**About this exercise**
Each of the following records is to be output exactly.

(Collected data)
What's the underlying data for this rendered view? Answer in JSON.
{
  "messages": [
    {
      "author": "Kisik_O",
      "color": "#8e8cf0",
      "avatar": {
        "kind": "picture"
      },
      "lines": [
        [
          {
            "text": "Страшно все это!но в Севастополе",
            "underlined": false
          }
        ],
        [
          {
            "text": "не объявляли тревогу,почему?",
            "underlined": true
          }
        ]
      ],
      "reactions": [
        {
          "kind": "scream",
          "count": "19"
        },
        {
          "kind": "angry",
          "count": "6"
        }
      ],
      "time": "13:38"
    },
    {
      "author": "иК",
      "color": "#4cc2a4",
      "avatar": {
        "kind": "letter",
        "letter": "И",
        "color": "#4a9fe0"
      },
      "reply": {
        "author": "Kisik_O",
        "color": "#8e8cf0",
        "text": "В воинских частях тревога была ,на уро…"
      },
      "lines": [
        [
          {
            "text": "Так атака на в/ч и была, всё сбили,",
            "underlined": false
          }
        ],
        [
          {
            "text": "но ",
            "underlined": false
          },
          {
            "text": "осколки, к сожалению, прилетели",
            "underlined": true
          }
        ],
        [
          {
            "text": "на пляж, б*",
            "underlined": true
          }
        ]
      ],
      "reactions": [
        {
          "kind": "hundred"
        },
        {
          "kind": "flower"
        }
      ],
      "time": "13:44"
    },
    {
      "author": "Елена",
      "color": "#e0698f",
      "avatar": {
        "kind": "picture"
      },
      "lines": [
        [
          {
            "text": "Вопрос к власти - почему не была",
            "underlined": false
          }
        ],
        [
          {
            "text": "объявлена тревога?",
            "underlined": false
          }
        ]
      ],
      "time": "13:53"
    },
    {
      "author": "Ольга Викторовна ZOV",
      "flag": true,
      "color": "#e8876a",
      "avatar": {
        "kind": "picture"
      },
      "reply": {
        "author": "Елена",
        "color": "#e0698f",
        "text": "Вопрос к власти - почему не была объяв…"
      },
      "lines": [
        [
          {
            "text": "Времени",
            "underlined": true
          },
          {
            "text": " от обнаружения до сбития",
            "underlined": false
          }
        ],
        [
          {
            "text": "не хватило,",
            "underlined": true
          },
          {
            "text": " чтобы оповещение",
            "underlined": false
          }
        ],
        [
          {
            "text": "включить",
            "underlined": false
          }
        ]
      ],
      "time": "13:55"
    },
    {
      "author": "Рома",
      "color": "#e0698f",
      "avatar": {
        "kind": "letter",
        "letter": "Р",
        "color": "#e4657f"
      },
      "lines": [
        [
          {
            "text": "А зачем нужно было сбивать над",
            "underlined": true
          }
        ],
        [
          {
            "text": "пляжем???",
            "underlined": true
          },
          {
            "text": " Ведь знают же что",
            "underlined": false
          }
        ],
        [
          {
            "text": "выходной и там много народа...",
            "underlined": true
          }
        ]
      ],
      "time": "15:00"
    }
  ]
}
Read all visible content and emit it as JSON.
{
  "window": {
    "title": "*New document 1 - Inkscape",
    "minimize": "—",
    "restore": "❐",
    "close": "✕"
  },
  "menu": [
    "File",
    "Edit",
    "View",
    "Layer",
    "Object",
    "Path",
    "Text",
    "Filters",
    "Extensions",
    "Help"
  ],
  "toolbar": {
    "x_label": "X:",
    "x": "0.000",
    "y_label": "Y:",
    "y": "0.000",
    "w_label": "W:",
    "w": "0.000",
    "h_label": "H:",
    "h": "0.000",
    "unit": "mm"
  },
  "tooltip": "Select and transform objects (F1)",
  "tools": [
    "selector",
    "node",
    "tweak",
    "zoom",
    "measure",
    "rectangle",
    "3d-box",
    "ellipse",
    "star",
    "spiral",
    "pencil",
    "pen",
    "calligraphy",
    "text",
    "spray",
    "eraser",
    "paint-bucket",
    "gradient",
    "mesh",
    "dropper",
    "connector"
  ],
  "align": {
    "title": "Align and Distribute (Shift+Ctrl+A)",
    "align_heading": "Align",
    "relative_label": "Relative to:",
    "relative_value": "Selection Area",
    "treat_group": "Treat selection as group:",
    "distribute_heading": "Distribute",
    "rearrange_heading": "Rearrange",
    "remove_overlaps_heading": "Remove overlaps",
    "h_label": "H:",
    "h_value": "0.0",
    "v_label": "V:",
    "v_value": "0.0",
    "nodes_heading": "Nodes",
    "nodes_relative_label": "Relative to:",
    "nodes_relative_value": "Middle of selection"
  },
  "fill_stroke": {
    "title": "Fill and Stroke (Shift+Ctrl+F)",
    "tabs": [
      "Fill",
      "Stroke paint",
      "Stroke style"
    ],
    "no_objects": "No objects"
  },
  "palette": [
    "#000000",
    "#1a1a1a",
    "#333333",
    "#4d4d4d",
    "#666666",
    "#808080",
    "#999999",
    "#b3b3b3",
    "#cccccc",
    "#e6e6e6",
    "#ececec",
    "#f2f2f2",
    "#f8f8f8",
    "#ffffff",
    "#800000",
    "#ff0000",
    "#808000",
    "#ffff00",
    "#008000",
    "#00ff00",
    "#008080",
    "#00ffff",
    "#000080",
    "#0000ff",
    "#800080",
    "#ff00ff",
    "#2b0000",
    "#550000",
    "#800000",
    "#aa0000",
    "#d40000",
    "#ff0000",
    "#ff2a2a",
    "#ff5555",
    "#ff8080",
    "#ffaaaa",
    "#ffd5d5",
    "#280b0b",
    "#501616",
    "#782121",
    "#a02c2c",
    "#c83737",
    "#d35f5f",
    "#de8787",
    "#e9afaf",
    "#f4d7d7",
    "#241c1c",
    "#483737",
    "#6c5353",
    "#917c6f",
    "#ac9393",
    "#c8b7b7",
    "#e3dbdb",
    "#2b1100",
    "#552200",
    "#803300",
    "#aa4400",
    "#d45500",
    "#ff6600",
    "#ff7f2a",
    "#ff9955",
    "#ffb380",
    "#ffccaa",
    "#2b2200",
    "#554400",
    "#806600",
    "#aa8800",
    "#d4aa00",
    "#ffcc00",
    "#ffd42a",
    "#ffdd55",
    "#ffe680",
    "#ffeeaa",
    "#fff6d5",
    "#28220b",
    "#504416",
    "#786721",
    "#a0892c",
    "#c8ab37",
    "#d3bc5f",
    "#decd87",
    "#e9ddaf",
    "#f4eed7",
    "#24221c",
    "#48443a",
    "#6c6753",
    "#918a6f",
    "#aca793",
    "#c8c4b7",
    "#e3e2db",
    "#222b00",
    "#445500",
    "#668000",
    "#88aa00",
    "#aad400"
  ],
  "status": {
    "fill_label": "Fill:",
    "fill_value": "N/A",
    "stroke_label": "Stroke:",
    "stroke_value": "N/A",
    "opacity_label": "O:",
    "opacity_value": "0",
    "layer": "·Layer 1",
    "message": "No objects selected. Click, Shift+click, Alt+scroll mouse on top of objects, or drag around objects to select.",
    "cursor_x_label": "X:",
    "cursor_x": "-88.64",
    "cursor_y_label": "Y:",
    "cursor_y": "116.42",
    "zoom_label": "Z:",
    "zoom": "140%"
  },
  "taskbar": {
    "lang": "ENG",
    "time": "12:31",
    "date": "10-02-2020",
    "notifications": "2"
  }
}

**The completed task**
What's the underlying data for this rendered view? Answer in JSON.
{
  "messages": [
    {
      "author": "Kisik_O",
      "color": "#8e8cf0",
      "avatar": {
        "kind": "picture"
      },
      "lines": [
        [
          {
            "text": "Страшно все это!но в Севастополе",
            "underlined": false
          }
        ],
        [
          {
            "text": "не объявляли тревогу,почему?",
            "underlined": true
          }
        ]
      ],
      "reactions": [
        {
          "kind": "scream",
          "count": "19"
        },
        {
          "kind": "angry",
          "count": "6"
        }
      ],
      "time": "13:38"
    },
    {
      "author": "иК",
      "color": "#4cc2a4",
      "avatar": {
        "kind": "letter",
        "letter": "И",
        "color": "#4a9fe0"
      },
      "reply": {
        "author": "Kisik_O",
        "color": "#8e8cf0",
        "text": "В воинских частях тревога была ,на уро…"
      },
      "lines": [
        [
          {
            "text": "Так атака на в/ч и была, всё сбили,",
            "underlined": false
          }
        ],
        [
          {
            "text": "но ",
            "underlined": false
          },
          {
            "text": "осколки, к сожалению, прилетели",
            "underlined": true
          }
        ],
        [
          {
            "text": "на пляж, б*",
            "underlined": true
          }
        ]
      ],
      "reactions": [
        {
          "kind": "hundred"
        },
        {
          "kind": "flower"
        }
      ],
      "time": "13:44"
    },
    {
      "author": "Елена",
      "color": "#e0698f",
      "avatar": {
        "kind": "picture"
      },
      "lines": [
        [
          {
            "text": "Вопрос к власти - почему не была",
            "underlined": false
          }
        ],
        [
          {
            "text": "объявлена тревога?",
            "underlined": false
          }
        ]
      ],
      "time": "13:53"
    },
    {
      "author": "Ольга Викторовна ZOV",
      "flag": true,
      "color": "#e8876a",
      "avatar": {
        "kind": "picture"
      },
      "reply": {
        "author": "Елена",
        "color": "#e0698f",
        "text": "Вопрос к власти - почему не была объяв…"
      },
      "lines": [
        [
          {
            "text": "Времени",
            "underlined": true
          },
          {
            "text": " от обнаружения до сбития",
            "underlined": false
          }
        ],
        [
          {
            "text": "не хватило,",
            "underlined": true
          },
          {
            "text": " чтобы оповещение",
            "underlined": false
          }
        ],
        [
          {
            "text": "включить",
            "underlined": false
          }
        ]
      ],
      "time": "13:55"
    },
    {
      "author": "Рома",
      "color": "#e0698f",
      "avatar": {
        "kind": "letter",
        "letter": "Р",
        "color": "#e4657f"
      },
      "lines": [
        [
          {
            "text": "А зачем нужно было сбивать над",
            "underlined": true
          }
        ],
        [
          {
            "text": "пляжем???",
            "underlined": true
          },
          {
            "text": " Ведь знают же что",
            "underlined": false
          }
        ],
        [
          {
            "text": "выходной и там много народа...",
            "underlined": true
          }
        ]
      ],
      "time": "15:00"
    }
  ]
}
Read all visible content and emit it as JSON.
{
  "window": {
    "title": "*New document 1 - Inkscape",
    "minimize": "—",
    "restore": "❐",
    "close": "✕"
  },
  "menu": [
    "File",
    "Edit",
    "View",
    "Layer",
    "Object",
    "Path",
    "Text",
    "Filters",
    "Extensions",
    "Help"
  ],
  "toolbar": {
    "x_label": "X:",
    "x": "0.000",
    "y_label": "Y:",
    "y": "0.000",
    "w_label": "W:",
    "w": "0.000",
    "h_label": "H:",
    "h": "0.000",
    "unit": "mm"
  },
  "tooltip": "Select and transform objects (F1)",
  "tools": [
    "selector",
    "node",
    "tweak",
    "zoom",
    "measure",
    "rectangle",
    "3d-box",
    "ellipse",
    "star",
    "spiral",
    "pencil",
    "pen",
    "calligraphy",
    "text",
    "spray",
    "eraser",
    "paint-bucket",
    "gradient",
    "mesh",
    "dropper",
    "connector"
  ],
  "align": {
    "title": "Align and Distribute (Shift+Ctrl+A)",
    "align_heading": "Align",
    "relative_label": "Relative to:",
    "relative_value": "Selection Area",
    "treat_group": "Treat selection as group:",
    "distribute_heading": "Distribute",
    "rearrange_heading": "Rearrange",
    "remove_overlaps_heading": "Remove overlaps",
    "h_label": "H:",
    "h_value": "0.0",
    "v_label": "V:",
    "v_value": "0.0",
    "nodes_heading": "Nodes",
    "nodes_relative_label": "Relative to:",
    "nodes_relative_value": "Middle of selection"
  },
  "fill_stroke": {
    "title": "Fill and Stroke (Shift+Ctrl+F)",
    "tabs": [
      "Fill",
      "Stroke paint",
      "Stroke style"
    ],
    "no_objects": "No objects"
  },
  "palette": [
    "#000000",
    "#1a1a1a",
    "#333333",
    "#4d4d4d",
    "#666666",
    "#808080",
    "#999999",
    "#b3b3b3",
    "#cccccc",
    "#e6e6e6",
    "#ececec",
    "#f2f2f2",
    "#f8f8f8",
    "#ffffff",
    "#800000",
    "#ff0000",
    "#808000",
    "#ffff00",
    "#008000",
    "#00ff00",
    "#008080",
    "#00ffff",
    "#000080",
    "#0000ff",
    "#800080",
    "#ff00ff",
    "#2b0000",
    "#550000",
    "#800000",
    "#aa0000",
    "#d40000",
    "#ff0000",
    "#ff2a2a",
    "#ff5555",
    "#ff8080",
    "#ffaaaa",
    "#ffd5d5",
    "#280b0b",
    "#501616",
    "#782121",
    "#a02c2c",
    "#c83737",
    "#d35f5f",
    "#de8787",
    "#e9afaf",
    "#f4d7d7",
    "#241c1c",
    "#483737",
    "#6c5353",
    "#917c6f",
    "#ac9393",
    "#c8b7b7",
    "#e3dbdb",
    "#2b1100",
    "#552200",
    "#803300",
    "#aa4400",
    "#d45500",
    "#ff6600",
    "#ff7f2a",
    "#ff9955",
    "#ffb380",
    "#ffccaa",
    "#2b2200",
    "#554400",
    "#806600",
    "#aa8800",
    "#d4aa00",
    "#ffcc00",
    "#ffd42a",
    "#ffdd55",
    "#ffe680",
    "#ffeeaa",
    "#fff6d5",
    "#28220b",
    "#504416",
    "#786721",
    "#a0892c",
    "#c8ab37",
    "#d3bc5f",
    "#decd87",
    "#e9ddaf",
    "#f4eed7",
    "#24221c",
    "#48443a",
    "#6c6753",
    "#918a6f",
    "#aca793",
    "#c8c4b7",
    "#e3e2db",
    "#222b00",
    "#445500",
    "#668000",
    "#88aa00",
    "#aad400"
  ],
  "status": {
    "fill_label": "Fill:",
    "fill_value": "N/A",
    "stroke_label": "Stroke:",
    "stroke_value": "N/A",
    "opacity_label": "O:",
    "opacity_value": "0",
    "layer": "·Layer 1",
    "message": "No objects selected. Click, Shift+click, Alt+scroll mouse on top of objects, or drag around objects to select.",
    "cursor_x_label": "X:",
    "cursor_x": "-88.64",
    "cursor_y_label": "Y:",
    "cursor_y": "116.42",
    "zoom_label": "Z:",
    "zoom": "140%"
  },
  "taskbar": {
    "lang": "ENG",
    "time": "12:31",
    "date": "10-02-2020",
    "notifications": "2"
  }
}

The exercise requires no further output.